Blood oranges are just coming to the end of their season, and here they provided the perfect sidekick to the gurnard. Combined into almost like a dressing with the fennel and the rapeseed oil, the flavour remained delicate and allowed everything to remain balanced. At this point I felt like the dish needed just one more thing, another texture to round everything off. Here I gained inspiration from another direction. One of the wonderful dishes that I ate recently at Café Murano was a carpaccio, which interestingly came flecked with tiny cannellini beans. This is something that I would never have thought of, but it added another dimension that made the eating all the better. The chickpeas worked in the same way in this dish, and the cooking process was a total revelation. It’s true, anything cooked slowly in good oil with rosemary and garlic is bound to be good, but these were something else. The gentle, lengthy cooking softened the pulses whilst absorbing some of the oil and flavourings. Once allowed to cool and marinate further they really were addictive. I might have eaten another bowl just of them…

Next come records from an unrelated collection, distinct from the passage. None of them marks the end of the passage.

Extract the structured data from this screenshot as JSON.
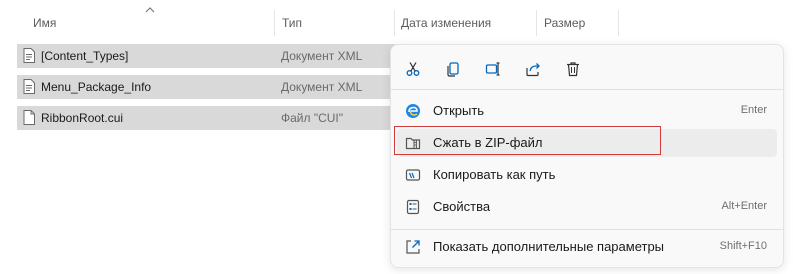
{
  "columns": {
    "name": "Имя",
    "type": "Тип",
    "date": "Дата изменения",
    "size": "Размер"
  },
  "files": [
    {
      "name": "[Content_Types]",
      "type": "Документ XML",
      "icon": "xml-file-icon"
    },
    {
      "name": "Menu_Package_Info",
      "type": "Документ XML",
      "icon": "xml-file-icon"
    },
    {
      "name": "RibbonRoot.cui",
      "type": "Файл \"CUI\"",
      "icon": "file-icon"
    }
  ],
  "context_menu": {
    "quick_actions": [
      "cut-icon",
      "copy-icon",
      "rename-icon",
      "share-icon",
      "delete-icon"
    ],
    "items": [
      {
        "label": "Открыть",
        "shortcut": "Enter",
        "icon": "edge-browser-icon"
      },
      {
        "label": "Сжать в ZIP-файл",
        "shortcut": "",
        "icon": "zip-folder-icon"
      },
      {
        "label": "Копировать как путь",
        "shortcut": "",
        "icon": "copy-path-icon"
      },
      {
        "label": "Свойства",
        "shortcut": "Alt+Enter",
        "icon": "properties-icon"
      },
      {
        "label": "Показать дополнительные параметры",
        "shortcut": "Shift+F10",
        "icon": "more-options-icon"
      }
    ]
  },
  "colors": {
    "accent": "#0067c0",
    "selection": "#d9d9d9",
    "highlight_box": "#d23b3b"
  }
}
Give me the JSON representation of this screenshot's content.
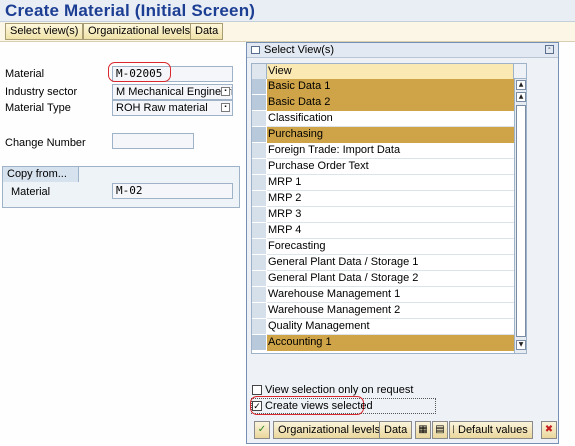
{
  "header": {
    "title": "Create Material (Initial Screen)"
  },
  "toolbar": {
    "buttons": [
      "Select view(s)",
      "Organizational levels",
      "Data"
    ]
  },
  "form": {
    "material_label": "Material",
    "material_value": "M-02005",
    "industry_label": "Industry sector",
    "industry_value": "M Mechanical Engineeri",
    "type_label": "Material Type",
    "type_value": "ROH Raw material",
    "change_label": "Change Number",
    "change_value": ""
  },
  "copy_from": {
    "title": "Copy from...",
    "material_label": "Material",
    "material_value": "M-02"
  },
  "dialog": {
    "title": "Select View(s)",
    "column_header": "View",
    "rows": [
      {
        "label": "Basic Data 1",
        "selected": true
      },
      {
        "label": "Basic Data 2",
        "selected": true
      },
      {
        "label": "Classification",
        "selected": false
      },
      {
        "label": "Purchasing",
        "selected": true
      },
      {
        "label": "Foreign Trade: Import Data",
        "selected": false
      },
      {
        "label": "Purchase Order Text",
        "selected": false
      },
      {
        "label": "MRP 1",
        "selected": false
      },
      {
        "label": "MRP 2",
        "selected": false
      },
      {
        "label": "MRP 3",
        "selected": false
      },
      {
        "label": "MRP 4",
        "selected": false
      },
      {
        "label": "Forecasting",
        "selected": false
      },
      {
        "label": "General Plant Data / Storage 1",
        "selected": false
      },
      {
        "label": "General Plant Data / Storage 2",
        "selected": false
      },
      {
        "label": "Warehouse Management 1",
        "selected": false
      },
      {
        "label": "Warehouse Management 2",
        "selected": false
      },
      {
        "label": "Quality Management",
        "selected": false
      },
      {
        "label": "Accounting 1",
        "selected": true
      }
    ],
    "view_selection_label": "View selection only on request",
    "view_selection_checked": false,
    "create_views_label": "Create views selected",
    "create_views_checked": true,
    "footer": {
      "ok_icon": "check-icon",
      "org_levels": "Organizational levels",
      "data": "Data",
      "select_all_icon": "select-all-icon",
      "deselect_all_icon": "deselect-all-icon",
      "save_icon": "save-icon",
      "default_values": "Default values",
      "cancel_icon": "cancel-icon"
    }
  },
  "colors": {
    "title": "#1c3f94",
    "selected_row": "#cfa449",
    "highlight_ring": "#d9282e"
  }
}
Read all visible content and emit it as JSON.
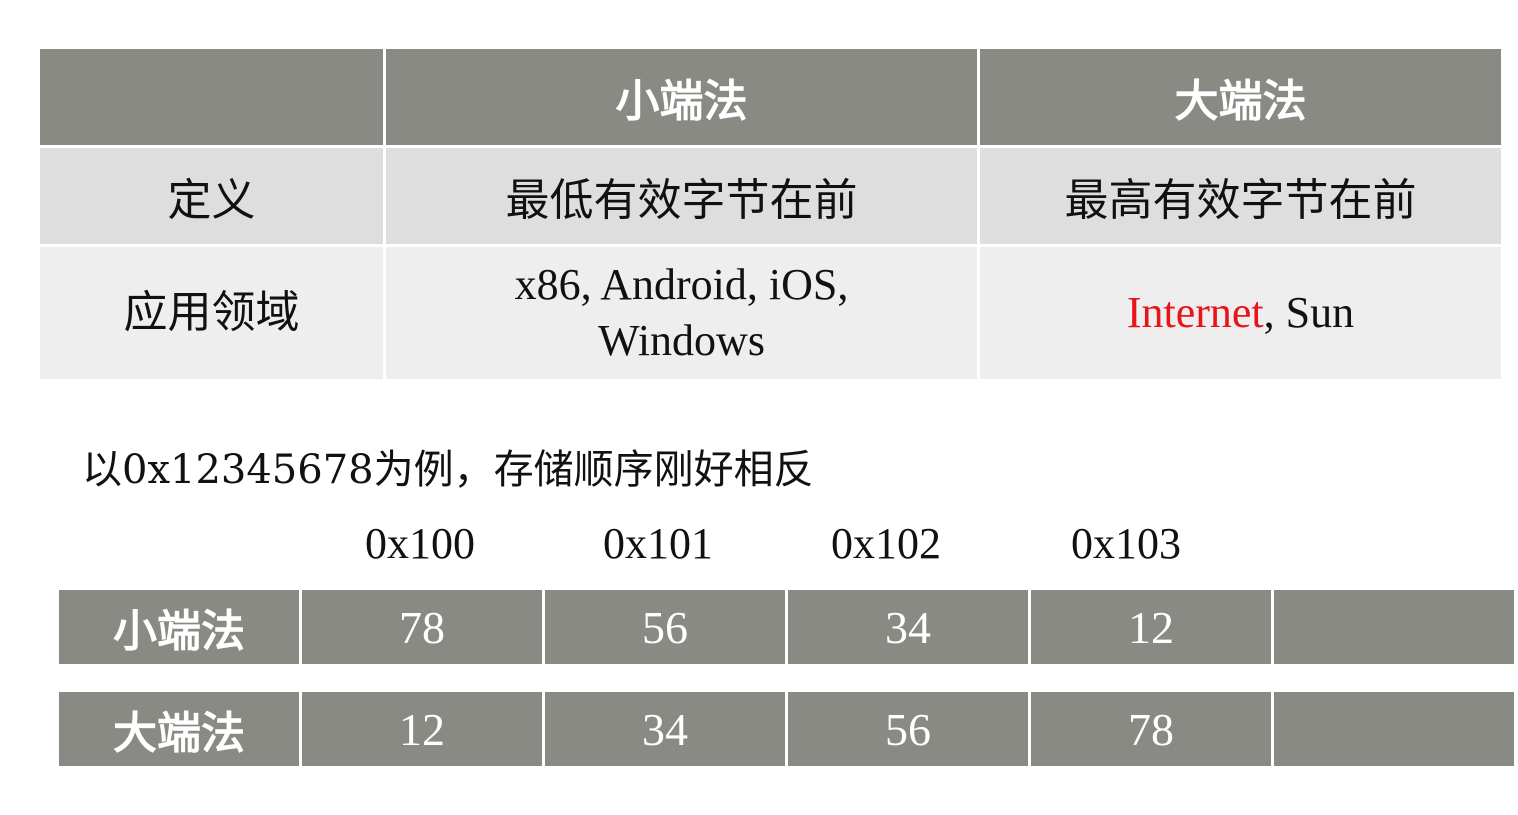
{
  "table": {
    "header": [
      "",
      "小端法",
      "大端法"
    ],
    "rows": [
      {
        "label": "定义",
        "little": "最低有效字节在前",
        "big": "最高有效字节在前"
      },
      {
        "label": "应用领域",
        "little_line1": "x86, Android, iOS,",
        "little_line2": "Windows",
        "big_highlight": "Internet",
        "big_rest": ", Sun"
      }
    ]
  },
  "example": {
    "text": "以0x12345678为例，存储顺序刚好相反",
    "addresses": [
      "0x100",
      "0x101",
      "0x102",
      "0x103"
    ],
    "little": {
      "label": "小端法",
      "bytes": [
        "78",
        "56",
        "34",
        "12",
        ""
      ]
    },
    "big": {
      "label": "大端法",
      "bytes": [
        "12",
        "34",
        "56",
        "78",
        ""
      ]
    }
  },
  "colors": {
    "header_bg": "#8a8a84",
    "row1_bg": "#dedede",
    "row2_bg": "#eeeeee",
    "highlight": "#e8141a"
  }
}
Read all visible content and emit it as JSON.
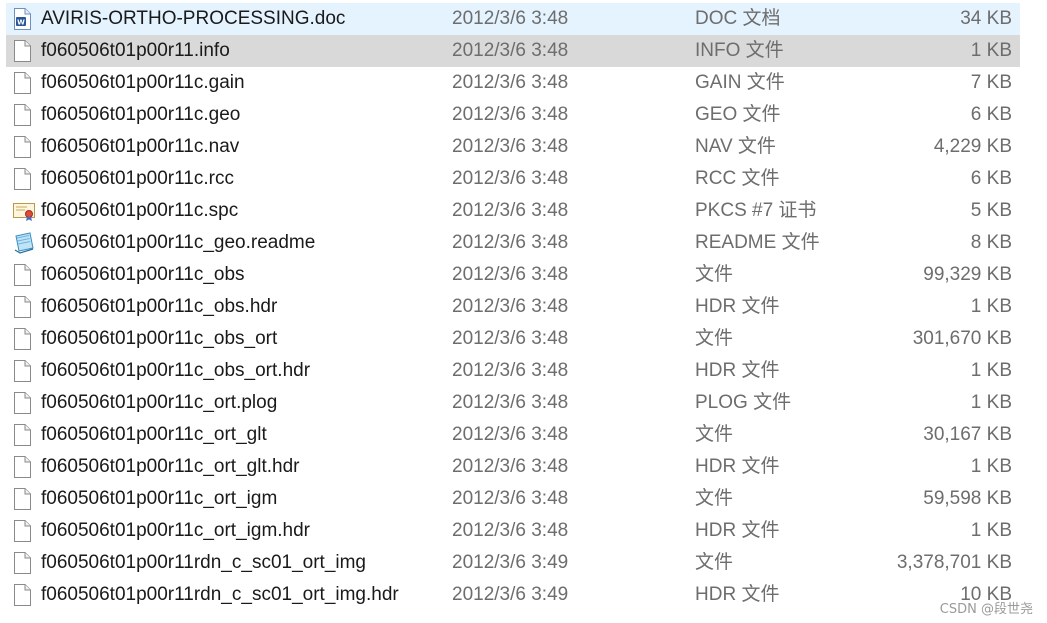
{
  "files": [
    {
      "name": "AVIRIS-ORTHO-PROCESSING.doc",
      "date": "2012/3/6 3:48",
      "type": "DOC 文档",
      "size": "34 KB",
      "icon": "word-doc-icon"
    },
    {
      "name": "f060506t01p00r11.info",
      "date": "2012/3/6 3:48",
      "type": "INFO 文件",
      "size": "1 KB",
      "icon": "file-icon"
    },
    {
      "name": "f060506t01p00r11c.gain",
      "date": "2012/3/6 3:48",
      "type": "GAIN 文件",
      "size": "7 KB",
      "icon": "file-icon"
    },
    {
      "name": "f060506t01p00r11c.geo",
      "date": "2012/3/6 3:48",
      "type": "GEO 文件",
      "size": "6 KB",
      "icon": "file-icon"
    },
    {
      "name": "f060506t01p00r11c.nav",
      "date": "2012/3/6 3:48",
      "type": "NAV 文件",
      "size": "4,229 KB",
      "icon": "file-icon"
    },
    {
      "name": "f060506t01p00r11c.rcc",
      "date": "2012/3/6 3:48",
      "type": "RCC 文件",
      "size": "6 KB",
      "icon": "file-icon"
    },
    {
      "name": "f060506t01p00r11c.spc",
      "date": "2012/3/6 3:48",
      "type": "PKCS #7 证书",
      "size": "5 KB",
      "icon": "certificate-icon"
    },
    {
      "name": "f060506t01p00r11c_geo.readme",
      "date": "2012/3/6 3:48",
      "type": "README 文件",
      "size": "8 KB",
      "icon": "notepad-icon"
    },
    {
      "name": "f060506t01p00r11c_obs",
      "date": "2012/3/6 3:48",
      "type": "文件",
      "size": "99,329 KB",
      "icon": "file-icon"
    },
    {
      "name": "f060506t01p00r11c_obs.hdr",
      "date": "2012/3/6 3:48",
      "type": "HDR 文件",
      "size": "1 KB",
      "icon": "file-icon"
    },
    {
      "name": "f060506t01p00r11c_obs_ort",
      "date": "2012/3/6 3:48",
      "type": "文件",
      "size": "301,670 KB",
      "icon": "file-icon"
    },
    {
      "name": "f060506t01p00r11c_obs_ort.hdr",
      "date": "2012/3/6 3:48",
      "type": "HDR 文件",
      "size": "1 KB",
      "icon": "file-icon"
    },
    {
      "name": "f060506t01p00r11c_ort.plog",
      "date": "2012/3/6 3:48",
      "type": "PLOG 文件",
      "size": "1 KB",
      "icon": "file-icon"
    },
    {
      "name": "f060506t01p00r11c_ort_glt",
      "date": "2012/3/6 3:48",
      "type": "文件",
      "size": "30,167 KB",
      "icon": "file-icon"
    },
    {
      "name": "f060506t01p00r11c_ort_glt.hdr",
      "date": "2012/3/6 3:48",
      "type": "HDR 文件",
      "size": "1 KB",
      "icon": "file-icon"
    },
    {
      "name": "f060506t01p00r11c_ort_igm",
      "date": "2012/3/6 3:48",
      "type": "文件",
      "size": "59,598 KB",
      "icon": "file-icon"
    },
    {
      "name": "f060506t01p00r11c_ort_igm.hdr",
      "date": "2012/3/6 3:48",
      "type": "HDR 文件",
      "size": "1 KB",
      "icon": "file-icon"
    },
    {
      "name": "f060506t01p00r11rdn_c_sc01_ort_img",
      "date": "2012/3/6 3:49",
      "type": "文件",
      "size": "3,378,701 KB",
      "icon": "file-icon"
    },
    {
      "name": "f060506t01p00r11rdn_c_sc01_ort_img.hdr",
      "date": "2012/3/6 3:49",
      "type": "HDR 文件",
      "size": "10 KB",
      "icon": "file-icon"
    }
  ],
  "selected_index": 1,
  "hover_index": 0,
  "watermark": "CSDN @段世尧"
}
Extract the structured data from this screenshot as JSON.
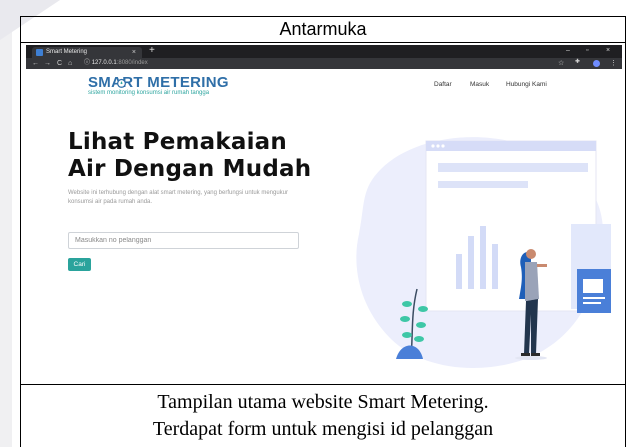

For the fish and cure:
1 very fresh gurnard (about 1kg in size), filleted, skinned and pin-boned
2 sprigs of rosemary
The tops of the fennel bulbs
2 blood oranges, zest only
For the fennel and orange:
2 fennel bulbs, sliced
1 tsp fennel seeds
1/2 tsp dried chilli flakes
1 tbsp caster sugar
1 garlic clove
2 blood oranges, juice only
4 sprigs of fresh oregano
4 tbsp rapeseed oil
For the chickpeas:
400g soaked, cooked chickpeas
2 garlic cloves, crushed slightly
3 rosemary sprigs
Extra virgin olive oil
Fresh oregano leaves
Any fronds from the fennel
For the cure, put the salt, sugar, fennel stalks, orange zest and rosemary into a food processor and combine until everything is finely chopped. Pour half onto the bottom of a deep dish that is big enough to hold the gurnard fillets. Top with the fish and then cover with the remaining mixture. Cover with cling film and refrigerate for 2.5 hours. Once cured, rinse the fillets clean of the cure and pat dry.
Drain the chickpeas and rinse before pouring into a saucepan. Add the garlic cloves, rosemary and a good amount of seasoning. Pour in enough extra virgin olive oil to nearly cover, then cook on a very low heat for about an hour. Do not let the oil get too hot and start bubbling and frying, you just want a gentle, warm heat. Once cooked, remove from the heat and cool to room temperature.
For the fennel, heat a frying pan to a high temperature and add a little of the rapeseed oil. Fry the fennel, fennel seeds, dried chilli and garlic for about 5 minutes, until starting to caramelise on both sides. Add the sugar, orange juice and oregano and reduce until thick and syrupy. Stir in the rest of the rapeseed oil. Taste and season, then allow to cool.
To plate up, slice the cured gurnard into slithers a couple of millimetres thick. Arrange on the bottom of each plate, then dress with the fennel and oil. Sprinkle over a few drained chickpeas and scatter on more of the fresh oregano leaves and any fennel fronds. Finish with a slight crack of pepper.